Stored data >>

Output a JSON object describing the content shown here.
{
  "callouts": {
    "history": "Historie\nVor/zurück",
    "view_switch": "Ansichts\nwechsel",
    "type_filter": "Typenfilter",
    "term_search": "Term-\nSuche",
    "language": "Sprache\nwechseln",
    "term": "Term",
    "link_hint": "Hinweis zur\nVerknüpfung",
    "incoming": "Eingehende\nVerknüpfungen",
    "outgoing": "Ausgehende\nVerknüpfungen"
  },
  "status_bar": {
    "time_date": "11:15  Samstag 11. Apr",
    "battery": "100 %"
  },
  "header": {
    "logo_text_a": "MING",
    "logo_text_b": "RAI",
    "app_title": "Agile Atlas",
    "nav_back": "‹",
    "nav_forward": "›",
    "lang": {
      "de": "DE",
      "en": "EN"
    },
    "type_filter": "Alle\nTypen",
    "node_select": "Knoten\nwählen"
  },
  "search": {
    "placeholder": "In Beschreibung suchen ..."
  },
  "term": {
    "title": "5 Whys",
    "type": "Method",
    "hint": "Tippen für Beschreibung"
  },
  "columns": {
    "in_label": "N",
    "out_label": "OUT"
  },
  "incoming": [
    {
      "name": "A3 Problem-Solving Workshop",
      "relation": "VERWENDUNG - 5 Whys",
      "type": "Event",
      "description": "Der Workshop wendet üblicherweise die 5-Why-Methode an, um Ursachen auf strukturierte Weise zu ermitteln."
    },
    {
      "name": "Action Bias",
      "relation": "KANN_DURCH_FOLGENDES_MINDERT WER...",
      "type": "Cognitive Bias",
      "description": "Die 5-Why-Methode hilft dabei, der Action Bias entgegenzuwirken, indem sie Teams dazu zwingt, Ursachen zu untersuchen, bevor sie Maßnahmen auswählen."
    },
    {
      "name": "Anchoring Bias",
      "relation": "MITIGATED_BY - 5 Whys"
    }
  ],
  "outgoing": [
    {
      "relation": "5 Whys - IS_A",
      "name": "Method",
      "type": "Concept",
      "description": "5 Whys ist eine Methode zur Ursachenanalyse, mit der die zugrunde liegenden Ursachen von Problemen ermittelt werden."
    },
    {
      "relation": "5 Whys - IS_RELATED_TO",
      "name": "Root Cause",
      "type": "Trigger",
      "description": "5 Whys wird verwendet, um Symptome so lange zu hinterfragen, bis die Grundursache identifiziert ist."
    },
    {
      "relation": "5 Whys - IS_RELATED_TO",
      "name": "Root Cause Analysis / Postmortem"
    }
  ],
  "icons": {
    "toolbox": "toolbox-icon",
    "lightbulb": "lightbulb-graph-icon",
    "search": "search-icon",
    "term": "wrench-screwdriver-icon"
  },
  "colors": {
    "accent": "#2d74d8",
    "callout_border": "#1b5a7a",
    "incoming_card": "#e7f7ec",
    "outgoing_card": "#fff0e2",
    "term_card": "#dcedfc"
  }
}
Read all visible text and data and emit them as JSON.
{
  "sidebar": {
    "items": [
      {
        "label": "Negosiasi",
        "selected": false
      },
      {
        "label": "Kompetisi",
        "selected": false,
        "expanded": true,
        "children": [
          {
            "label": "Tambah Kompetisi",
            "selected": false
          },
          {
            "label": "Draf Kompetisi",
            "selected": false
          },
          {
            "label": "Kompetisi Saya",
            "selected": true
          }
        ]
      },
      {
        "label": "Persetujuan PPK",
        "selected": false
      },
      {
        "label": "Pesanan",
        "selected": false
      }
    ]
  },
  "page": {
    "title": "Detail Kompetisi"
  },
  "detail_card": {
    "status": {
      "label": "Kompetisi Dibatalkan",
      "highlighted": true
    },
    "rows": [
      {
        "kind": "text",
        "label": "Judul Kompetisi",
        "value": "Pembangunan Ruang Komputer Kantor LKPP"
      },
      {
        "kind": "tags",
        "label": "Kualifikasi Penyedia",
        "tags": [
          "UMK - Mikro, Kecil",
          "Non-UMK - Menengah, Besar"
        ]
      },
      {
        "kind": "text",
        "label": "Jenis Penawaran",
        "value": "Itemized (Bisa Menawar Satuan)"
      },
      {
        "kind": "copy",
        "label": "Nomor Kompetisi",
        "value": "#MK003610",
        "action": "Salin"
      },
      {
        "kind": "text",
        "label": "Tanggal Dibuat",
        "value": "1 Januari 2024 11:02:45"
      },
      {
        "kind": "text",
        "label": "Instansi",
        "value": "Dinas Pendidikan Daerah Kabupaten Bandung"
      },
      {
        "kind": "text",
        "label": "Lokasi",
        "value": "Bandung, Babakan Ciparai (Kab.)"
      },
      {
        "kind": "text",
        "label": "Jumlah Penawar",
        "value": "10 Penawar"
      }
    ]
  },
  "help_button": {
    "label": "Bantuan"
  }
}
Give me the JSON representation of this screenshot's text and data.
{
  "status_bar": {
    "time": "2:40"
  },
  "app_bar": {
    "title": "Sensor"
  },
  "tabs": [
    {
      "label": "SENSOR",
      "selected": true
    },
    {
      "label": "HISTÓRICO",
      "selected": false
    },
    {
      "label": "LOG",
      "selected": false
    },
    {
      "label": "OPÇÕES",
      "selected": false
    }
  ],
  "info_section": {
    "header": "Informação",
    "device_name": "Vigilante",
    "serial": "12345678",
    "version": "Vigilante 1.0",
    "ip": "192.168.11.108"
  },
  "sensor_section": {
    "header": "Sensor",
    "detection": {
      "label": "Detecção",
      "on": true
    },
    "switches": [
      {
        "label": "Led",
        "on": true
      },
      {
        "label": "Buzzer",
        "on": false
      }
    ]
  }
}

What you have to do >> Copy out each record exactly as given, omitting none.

Solved exercise >>
Output a JSON object describing the content shown here.
{
  "callouts": {
    "history": "Historie\nVor/zurück",
    "view_switch": "Ansichts\nwechsel",
    "type_filter": "Typenfilter",
    "term_search": "Term-\nSuche",
    "language": "Sprache\nwechseln",
    "term": "Term",
    "link_hint": "Hinweis zur\nVerknüpfung",
    "incoming": "Eingehende\nVerknüpfungen",
    "outgoing": "Ausgehende\nVerknüpfungen"
  },
  "status_bar": {
    "time_date": "11:15  Samstag 11. Apr",
    "battery": "100 %"
  },
  "header": {
    "logo_text_a": "MING",
    "logo_text_b": "RAI",
    "app_title": "Agile Atlas",
    "nav_back": "‹",
    "nav_forward": "›",
    "lang": {
      "de": "DE",
      "en": "EN"
    },
    "type_filter": "Alle\nTypen",
    "node_select": "Knoten\nwählen"
  },
  "search": {
    "placeholder": "In Beschreibung suchen ..."
  },
  "term": {
    "title": "5 Whys",
    "type": "Method",
    "hint": "Tippen für Beschreibung"
  },
  "columns": {
    "in_label": "N",
    "out_label": "OUT"
  },
  "incoming": [
    {
      "name": "A3 Problem-Solving Workshop",
      "relation": "VERWENDUNG - 5 Whys",
      "type": "Event",
      "description": "Der Workshop wendet üblicherweise die 5-Why-Methode an, um Ursachen auf strukturierte Weise zu ermitteln."
    },
    {
      "name": "Action Bias",
      "relation": "KANN_DURCH_FOLGENDES_MINDERT WER...",
      "type": "Cognitive Bias",
      "description": "Die 5-Why-Methode hilft dabei, der Action Bias entgegenzuwirken, indem sie Teams dazu zwingt, Ursachen zu untersuchen, bevor sie Maßnahmen auswählen."
    },
    {
      "name": "Anchoring Bias",
      "relation": "MITIGATED_BY - 5 Whys"
    }
  ],
  "outgoing": [
    {
      "relation": "5 Whys - IS_A",
      "name": "Method",
      "type": "Concept",
      "description": "5 Whys ist eine Methode zur Ursachenanalyse, mit der die zugrunde liegenden Ursachen von Problemen ermittelt werden."
    },
    {
      "relation": "5 Whys - IS_RELATED_TO",
      "name": "Root Cause",
      "type": "Trigger",
      "description": "5 Whys wird verwendet, um Symptome so lange zu hinterfragen, bis die Grundursache identifiziert ist."
    },
    {
      "relation": "5 Whys - IS_RELATED_TO",
      "name": "Root Cause Analysis / Postmortem"
    }
  ],
  "icons": {
    "toolbox": "toolbox-icon",
    "lightbulb": "lightbulb-graph-icon",
    "search": "search-icon",
    "term": "wrench-screwdriver-icon"
  },
  "colors": {
    "accent": "#2d74d8",
    "callout_border": "#1b5a7a",
    "incoming_card": "#e7f7ec",
    "outgoing_card": "#fff0e2",
    "term_card": "#dcedfc"
  }
}
Read all visible text and data and emit them as JSON.
{
  "sidebar": {
    "items": [
      {
        "label": "Negosiasi",
        "selected": false
      },
      {
        "label": "Kompetisi",
        "selected": false,
        "expanded": true,
        "children": [
          {
            "label": "Tambah Kompetisi",
            "selected": false
          },
          {
            "label": "Draf Kompetisi",
            "selected": false
          },
          {
            "label": "Kompetisi Saya",
            "selected": true
          }
        ]
      },
      {
        "label": "Persetujuan PPK",
        "selected": false
      },
      {
        "label": "Pesanan",
        "selected": false
      }
    ]
  },
  "page": {
    "title": "Detail Kompetisi"
  },
  "detail_card": {
    "status": {
      "label": "Kompetisi Dibatalkan",
      "highlighted": true
    },
    "rows": [
      {
        "kind": "text",
        "label": "Judul Kompetisi",
        "value": "Pembangunan Ruang Komputer Kantor LKPP"
      },
      {
        "kind": "tags",
        "label": "Kualifikasi Penyedia",
        "tags": [
          "UMK - Mikro, Kecil",
          "Non-UMK - Menengah, Besar"
        ]
      },
      {
        "kind": "text",
        "label": "Jenis Penawaran",
        "value": "Itemized (Bisa Menawar Satuan)"
      },
      {
        "kind": "copy",
        "label": "Nomor Kompetisi",
        "value": "#MK003610",
        "action": "Salin"
      },
      {
        "kind": "text",
        "label": "Tanggal Dibuat",
        "value": "1 Januari 2024 11:02:45"
      },
      {
        "kind": "text",
        "label": "Instansi",
        "value": "Dinas Pendidikan Daerah Kabupaten Bandung"
      },
      {
        "kind": "text",
        "label": "Lokasi",
        "value": "Bandung, Babakan Ciparai (Kab.)"
      },
      {
        "kind": "text",
        "label": "Jumlah Penawar",
        "value": "10 Penawar"
      }
    ]
  },
  "help_button": {
    "label": "Bantuan"
  }
}
Give me the JSON representation of this screenshot's text and data.
{
  "status_bar": {
    "time": "2:40"
  },
  "app_bar": {
    "title": "Sensor"
  },
  "tabs": [
    {
      "label": "SENSOR",
      "selected": true
    },
    {
      "label": "HISTÓRICO",
      "selected": false
    },
    {
      "label": "LOG",
      "selected": false
    },
    {
      "label": "OPÇÕES",
      "selected": false
    }
  ],
  "info_section": {
    "header": "Informação",
    "device_name": "Vigilante",
    "serial": "12345678",
    "version": "Vigilante 1.0",
    "ip": "192.168.11.108"
  },
  "sensor_section": {
    "header": "Sensor",
    "detection": {
      "label": "Detecção",
      "on": true
    },
    "switches": [
      {
        "label": "Led",
        "on": true
      },
      {
        "label": "Buzzer",
        "on": false
      }
    ]
  }
}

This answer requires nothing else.